Have you heard the news? I have and I don’t like it. Enid Blyton is a famous children’s author who has written, the Famous Five, the Secret Seven, the Five Find-Outers-and Dog and many more. Her books are sold worldwide and have been translated into 90 languages and over 600 million copies have been sold. However, her work has been under scrutiny since forever. The introduction of the Golliwog toy also made a big impact because it was described as a symbol of racism.
What drew my attention was the more recent charges of – racism, sexism, and xenophobia made by the English Heritage organization, to the extent of discussing removal of the ”Blue Plaque”. All these claims are similar to the past claims and similar explanations have been given. However, I feel we need to consider that Enid Blyton was active during the years 1897 to 1962 and her books only reflect the views of these times.
Enid Blyton has been caught out for connecting riches with smartness in the character of Fredrick Algernon Trotville (Fatty), the leader of the Five Find-Outers. The connection drawn is strange. She only connects money with means. For example, Fatty can afford disguises thus he buys them; thus, he uses them, ergo he is good at using them. So, the argument that the author connects smartness to richness makes no sense at all. I don’t think there is much point saying more.
Onwards towards, ‘The Three Gollies’ and ‘The Little Black Doll’ and ‘Noddy’. In the Noddy series do you remember reading about Mr. Golly, the garage-owner, or the bad Gollies, who stole Noddy’s car? NO! because they became Mr. Sparks and goblins. I think this is unfair! You blame her for being racist for placing black dolls as the enemy and then you go and replace Noddy’s black-faced friend (Mr Golly) with white-faced friend (Mr Sparks)? That is racist. In ‘The Little Black Doll’ she uses the phrase, ‘washed clean by the rain’ which caused much furore. It was interpreted to mean that only white people are clean but then there is no other word for washed so why all the brouhaha? If you walked in with your face covered in soot and went to the sink and washed your face clean, what would you say? I rest my case.
Now I have a question to those of a darker shade of skin (including myself). While reading Enid Blyton did you feel lesser? No, because you read the story and not just the words. You were amazed by the beautiful world of imagination laid out in front of you and I for one did not look at individual words. Why are the people who read with magnifying glasses allowed to dictate what we read? Aren’t we allowed to decide on our own? Tintin in the Congo is an endangered book despite it being amazing. Why? Because they found a white man bringing Natives to the light?

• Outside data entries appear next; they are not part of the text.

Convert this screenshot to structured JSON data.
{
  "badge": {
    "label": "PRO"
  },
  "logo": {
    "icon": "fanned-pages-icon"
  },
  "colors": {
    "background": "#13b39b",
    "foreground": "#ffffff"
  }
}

The British and European countries colonized large parts of the world for centuries and destroyed the earlier way of life in the colonies but why attack and villainize individuals selectively like Enid Blyton and Herge? Isn’t that equally bad?

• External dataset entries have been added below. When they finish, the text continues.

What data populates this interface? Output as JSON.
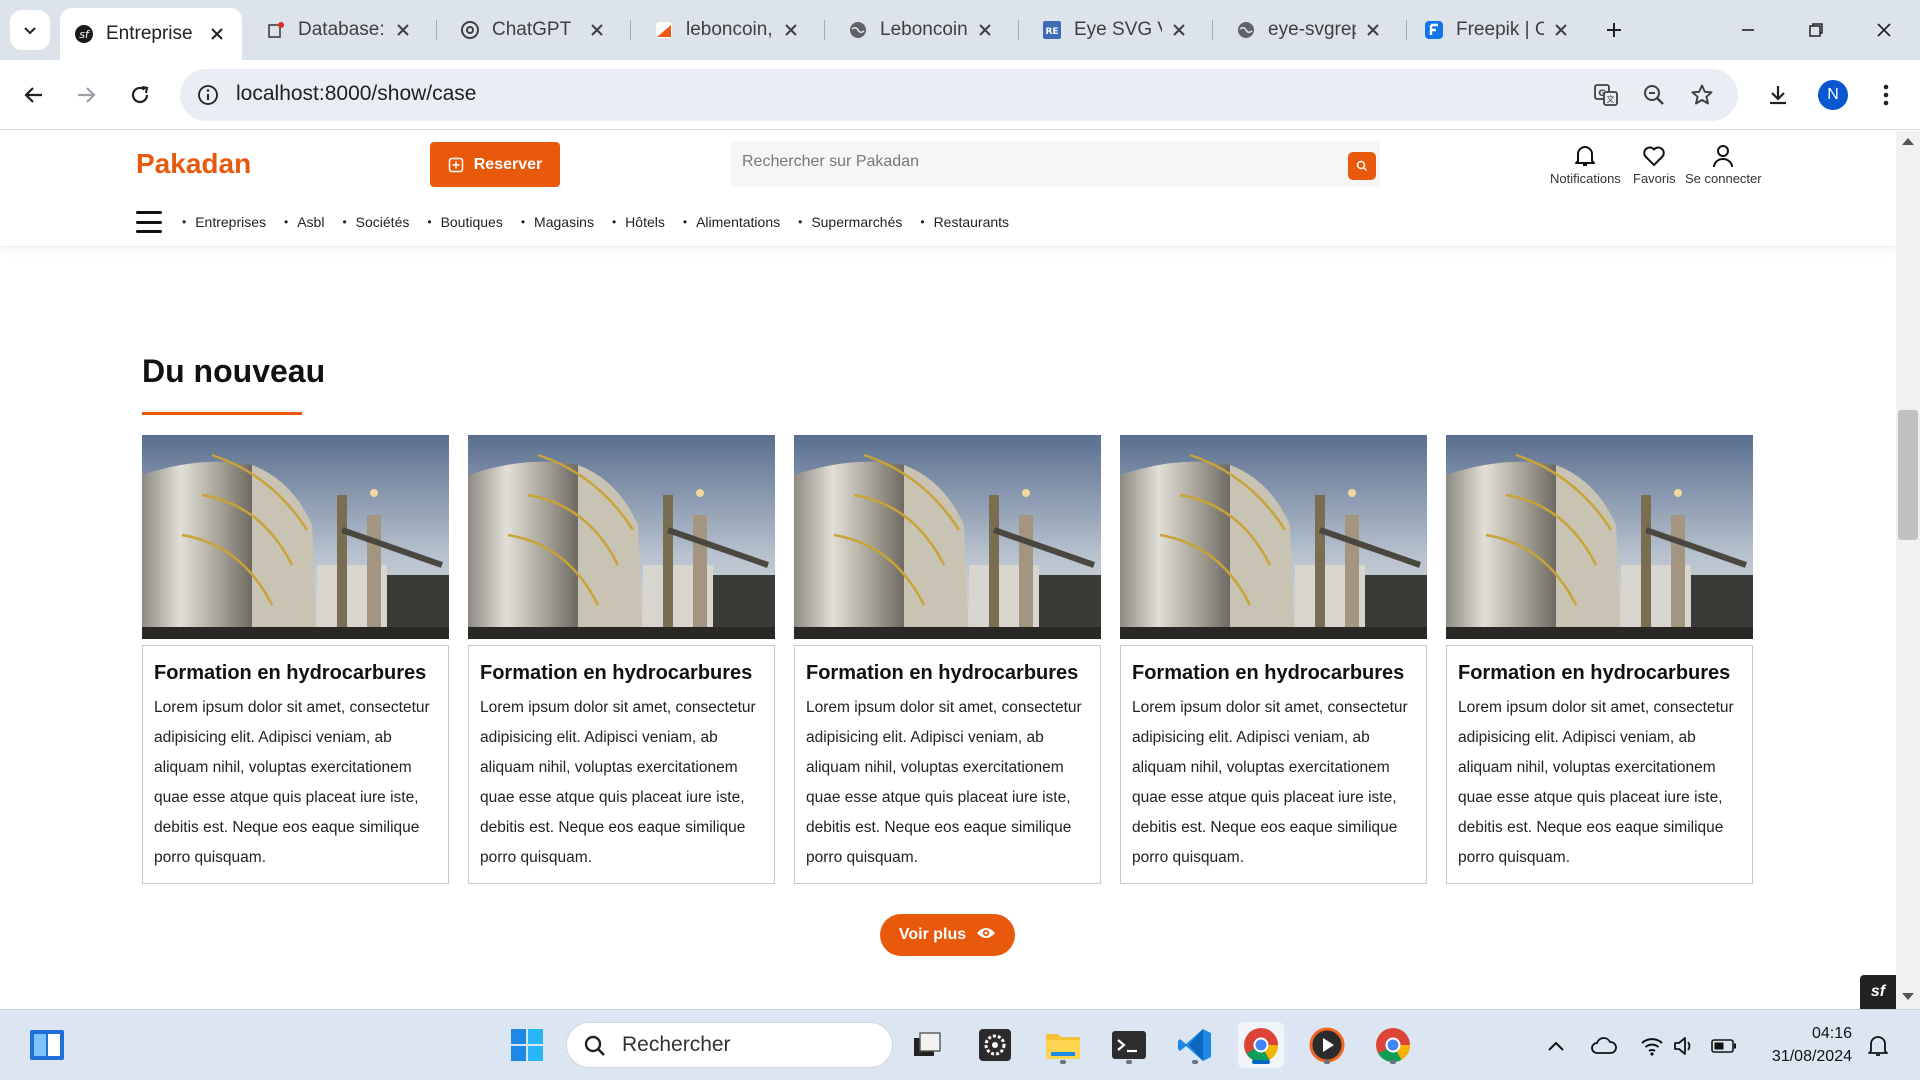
{
  "browser": {
    "tabs": [
      {
        "title": "Entreprise",
        "favicon": "symfony-icon",
        "active": true
      },
      {
        "title": "Database:",
        "favicon": "database-icon",
        "active": false
      },
      {
        "title": "ChatGPT",
        "favicon": "chatgpt-icon",
        "active": false
      },
      {
        "title": "leboncoin,",
        "favicon": "leboncoin-icon",
        "active": false
      },
      {
        "title": "Leboncoin",
        "favicon": "globe-icon",
        "active": false
      },
      {
        "title": "Eye SVG V",
        "favicon": "svgrepo-icon",
        "active": false
      },
      {
        "title": "eye-svgrep",
        "favicon": "globe-icon",
        "active": false
      },
      {
        "title": "Freepik | C",
        "favicon": "freepik-icon",
        "active": false
      }
    ],
    "url": "localhost:8000/show/case",
    "profile_initial": "N"
  },
  "site": {
    "logo": "Pakadan",
    "reserve_label": "Reserver",
    "search_placeholder": "Rechercher sur Pakadan",
    "actions": [
      {
        "label": "Notifications",
        "icon": "bell-icon"
      },
      {
        "label": "Favoris",
        "icon": "heart-icon"
      },
      {
        "label": "Se connecter",
        "icon": "user-icon"
      }
    ],
    "categories": [
      "Entreprises",
      "Asbl",
      "Sociétés",
      "Boutiques",
      "Magasins",
      "Hôtels",
      "Alimentations",
      "Supermarchés",
      "Restaurants"
    ],
    "section_title": "Du nouveau",
    "cards": [
      {
        "title": "Formation en hydrocarbures",
        "text": "Lorem ipsum dolor sit amet, consectetur adipisicing elit. Adipisci veniam, ab aliquam nihil, voluptas exercitationem quae esse atque quis placeat iure iste, debitis est. Neque eos eaque similique porro quisquam."
      },
      {
        "title": "Formation en hydrocarbures",
        "text": "Lorem ipsum dolor sit amet, consectetur adipisicing elit. Adipisci veniam, ab aliquam nihil, voluptas exercitationem quae esse atque quis placeat iure iste, debitis est. Neque eos eaque similique porro quisquam."
      },
      {
        "title": "Formation en hydrocarbures",
        "text": "Lorem ipsum dolor sit amet, consectetur adipisicing elit. Adipisci veniam, ab aliquam nihil, voluptas exercitationem quae esse atque quis placeat iure iste, debitis est. Neque eos eaque similique porro quisquam."
      },
      {
        "title": "Formation en hydrocarbures",
        "text": "Lorem ipsum dolor sit amet, consectetur adipisicing elit. Adipisci veniam, ab aliquam nihil, voluptas exercitationem quae esse atque quis placeat iure iste, debitis est. Neque eos eaque similique porro quisquam."
      },
      {
        "title": "Formation en hydrocarbures",
        "text": "Lorem ipsum dolor sit amet, consectetur adipisicing elit. Adipisci veniam, ab aliquam nihil, voluptas exercitationem quae esse atque quis placeat iure iste, debitis est. Neque eos eaque similique porro quisquam."
      }
    ],
    "more_label": "Voir plus",
    "colors": {
      "accent": "#e8590c"
    }
  },
  "taskbar": {
    "search_placeholder": "Rechercher",
    "time": "04:16",
    "date": "31/08/2024"
  }
}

To the people who declared Enid Blyton – Racist, Sexist and Xenophobic I have a challenge. Put down your magnifying glasses and just read the books as books. Or better still, ask your children to read them and see what they think. People who burned and banned books were supposed to be yesterday’s news, but they are back! They cannot and will not make us unsee the brilliant author! If you are with me, Nod!